WHAT THE TASK ASKS -> Your answer should consist of each line from the data below that contains "content".
*** RECORD EXTRACTS ***
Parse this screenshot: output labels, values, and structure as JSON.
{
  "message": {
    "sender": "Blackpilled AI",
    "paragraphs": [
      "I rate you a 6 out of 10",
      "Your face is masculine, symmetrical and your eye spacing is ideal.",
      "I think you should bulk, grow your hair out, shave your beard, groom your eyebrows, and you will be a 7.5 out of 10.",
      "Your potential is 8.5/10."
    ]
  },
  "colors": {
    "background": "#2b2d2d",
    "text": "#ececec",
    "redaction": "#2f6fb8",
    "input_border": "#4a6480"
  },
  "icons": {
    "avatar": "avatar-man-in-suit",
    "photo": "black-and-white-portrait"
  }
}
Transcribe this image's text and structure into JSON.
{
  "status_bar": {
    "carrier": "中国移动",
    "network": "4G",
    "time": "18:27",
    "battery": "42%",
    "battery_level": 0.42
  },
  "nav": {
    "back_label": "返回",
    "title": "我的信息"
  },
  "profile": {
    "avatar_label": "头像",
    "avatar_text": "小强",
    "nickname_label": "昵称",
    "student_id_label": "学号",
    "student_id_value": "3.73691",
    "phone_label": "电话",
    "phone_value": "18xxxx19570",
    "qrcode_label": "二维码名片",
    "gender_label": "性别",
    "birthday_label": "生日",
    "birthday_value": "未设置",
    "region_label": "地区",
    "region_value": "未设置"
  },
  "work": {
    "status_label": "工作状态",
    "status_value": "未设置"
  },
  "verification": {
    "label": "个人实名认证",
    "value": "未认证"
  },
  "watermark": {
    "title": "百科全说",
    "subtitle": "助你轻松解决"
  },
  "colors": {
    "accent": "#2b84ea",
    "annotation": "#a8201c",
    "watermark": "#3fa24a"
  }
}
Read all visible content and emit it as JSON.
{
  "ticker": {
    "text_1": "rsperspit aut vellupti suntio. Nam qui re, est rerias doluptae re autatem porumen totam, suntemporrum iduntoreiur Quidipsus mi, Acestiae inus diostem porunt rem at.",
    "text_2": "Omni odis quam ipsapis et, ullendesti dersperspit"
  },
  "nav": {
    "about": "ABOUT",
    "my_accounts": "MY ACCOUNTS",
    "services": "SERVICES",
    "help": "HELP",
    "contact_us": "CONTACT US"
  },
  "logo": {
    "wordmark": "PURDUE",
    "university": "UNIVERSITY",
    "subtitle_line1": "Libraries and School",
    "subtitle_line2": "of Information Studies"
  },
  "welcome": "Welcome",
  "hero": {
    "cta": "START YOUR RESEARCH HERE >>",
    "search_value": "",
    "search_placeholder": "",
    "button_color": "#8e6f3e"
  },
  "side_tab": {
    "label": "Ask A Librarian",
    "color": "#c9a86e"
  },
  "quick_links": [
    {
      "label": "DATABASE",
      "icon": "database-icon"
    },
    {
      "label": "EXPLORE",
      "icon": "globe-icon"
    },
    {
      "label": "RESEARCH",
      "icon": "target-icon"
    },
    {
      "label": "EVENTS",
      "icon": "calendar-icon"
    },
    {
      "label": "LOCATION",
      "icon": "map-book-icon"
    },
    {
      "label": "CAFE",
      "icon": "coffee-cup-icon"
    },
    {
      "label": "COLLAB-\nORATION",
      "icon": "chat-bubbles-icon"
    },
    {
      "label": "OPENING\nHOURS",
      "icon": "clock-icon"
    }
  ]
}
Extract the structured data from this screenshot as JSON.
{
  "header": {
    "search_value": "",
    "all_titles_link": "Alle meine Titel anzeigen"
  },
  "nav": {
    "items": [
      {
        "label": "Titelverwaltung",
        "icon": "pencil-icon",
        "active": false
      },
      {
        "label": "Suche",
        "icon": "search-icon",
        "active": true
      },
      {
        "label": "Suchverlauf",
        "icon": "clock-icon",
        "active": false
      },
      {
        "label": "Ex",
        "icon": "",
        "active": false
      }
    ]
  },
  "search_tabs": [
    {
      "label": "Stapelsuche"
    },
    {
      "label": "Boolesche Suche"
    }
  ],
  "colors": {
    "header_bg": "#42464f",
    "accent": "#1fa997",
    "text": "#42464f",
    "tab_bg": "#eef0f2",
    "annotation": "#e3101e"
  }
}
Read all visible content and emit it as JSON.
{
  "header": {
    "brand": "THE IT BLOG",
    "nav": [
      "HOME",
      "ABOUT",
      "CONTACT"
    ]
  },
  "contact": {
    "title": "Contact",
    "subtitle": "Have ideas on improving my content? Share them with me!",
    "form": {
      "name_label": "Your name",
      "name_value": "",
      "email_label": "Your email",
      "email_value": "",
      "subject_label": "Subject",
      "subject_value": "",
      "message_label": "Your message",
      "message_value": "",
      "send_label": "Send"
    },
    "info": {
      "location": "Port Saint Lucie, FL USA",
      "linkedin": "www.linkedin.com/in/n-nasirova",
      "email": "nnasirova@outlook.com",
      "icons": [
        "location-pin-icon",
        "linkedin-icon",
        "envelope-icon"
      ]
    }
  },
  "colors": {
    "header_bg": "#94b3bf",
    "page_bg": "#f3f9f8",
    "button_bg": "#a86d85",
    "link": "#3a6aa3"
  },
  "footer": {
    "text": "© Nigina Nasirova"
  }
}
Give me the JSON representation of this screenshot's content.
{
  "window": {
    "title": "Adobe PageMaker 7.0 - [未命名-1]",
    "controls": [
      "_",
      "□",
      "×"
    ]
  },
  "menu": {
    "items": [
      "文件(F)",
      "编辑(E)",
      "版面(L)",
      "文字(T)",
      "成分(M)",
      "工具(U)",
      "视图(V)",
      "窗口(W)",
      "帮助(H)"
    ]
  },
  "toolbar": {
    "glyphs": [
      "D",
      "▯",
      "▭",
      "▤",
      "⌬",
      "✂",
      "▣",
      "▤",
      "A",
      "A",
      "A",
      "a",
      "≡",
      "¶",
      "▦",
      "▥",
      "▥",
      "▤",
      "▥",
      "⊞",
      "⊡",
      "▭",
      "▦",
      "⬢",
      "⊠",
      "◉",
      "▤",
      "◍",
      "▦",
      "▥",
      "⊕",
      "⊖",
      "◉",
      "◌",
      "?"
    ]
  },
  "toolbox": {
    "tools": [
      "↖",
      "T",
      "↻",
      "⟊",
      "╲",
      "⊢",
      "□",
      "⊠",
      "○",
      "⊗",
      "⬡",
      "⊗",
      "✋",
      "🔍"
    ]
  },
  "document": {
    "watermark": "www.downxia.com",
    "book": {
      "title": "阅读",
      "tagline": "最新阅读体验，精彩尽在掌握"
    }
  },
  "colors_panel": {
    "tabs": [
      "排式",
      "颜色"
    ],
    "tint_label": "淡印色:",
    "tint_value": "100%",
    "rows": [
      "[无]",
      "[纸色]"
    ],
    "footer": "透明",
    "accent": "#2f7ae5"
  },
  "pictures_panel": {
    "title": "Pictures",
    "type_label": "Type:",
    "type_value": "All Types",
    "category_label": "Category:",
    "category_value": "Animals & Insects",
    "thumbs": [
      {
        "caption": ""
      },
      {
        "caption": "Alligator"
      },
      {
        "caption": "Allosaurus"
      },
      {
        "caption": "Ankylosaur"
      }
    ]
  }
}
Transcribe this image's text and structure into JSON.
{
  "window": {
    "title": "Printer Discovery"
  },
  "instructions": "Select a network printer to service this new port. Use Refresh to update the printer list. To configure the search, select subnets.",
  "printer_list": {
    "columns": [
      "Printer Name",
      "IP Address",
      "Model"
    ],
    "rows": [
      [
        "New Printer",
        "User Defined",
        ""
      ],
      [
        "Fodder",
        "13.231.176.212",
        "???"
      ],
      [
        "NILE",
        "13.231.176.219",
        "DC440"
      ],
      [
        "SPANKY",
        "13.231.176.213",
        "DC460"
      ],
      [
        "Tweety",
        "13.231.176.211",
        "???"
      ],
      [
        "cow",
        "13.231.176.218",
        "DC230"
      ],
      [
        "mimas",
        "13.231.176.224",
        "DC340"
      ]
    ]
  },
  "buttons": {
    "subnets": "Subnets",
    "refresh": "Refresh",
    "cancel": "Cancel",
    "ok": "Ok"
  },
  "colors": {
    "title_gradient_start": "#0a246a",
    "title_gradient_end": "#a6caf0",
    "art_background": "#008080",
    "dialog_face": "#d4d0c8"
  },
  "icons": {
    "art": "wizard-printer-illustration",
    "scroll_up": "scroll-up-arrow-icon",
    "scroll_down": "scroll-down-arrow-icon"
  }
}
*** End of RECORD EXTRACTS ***
OUTPUT OF THE EXERCISE ->
Read all visible content and emit it as JSON.
Read all visible content and emit it as JSON.
    "subtitle": "Have ideas on improving my content? Share them with me!",
Give me the JSON representation of this screenshot's content.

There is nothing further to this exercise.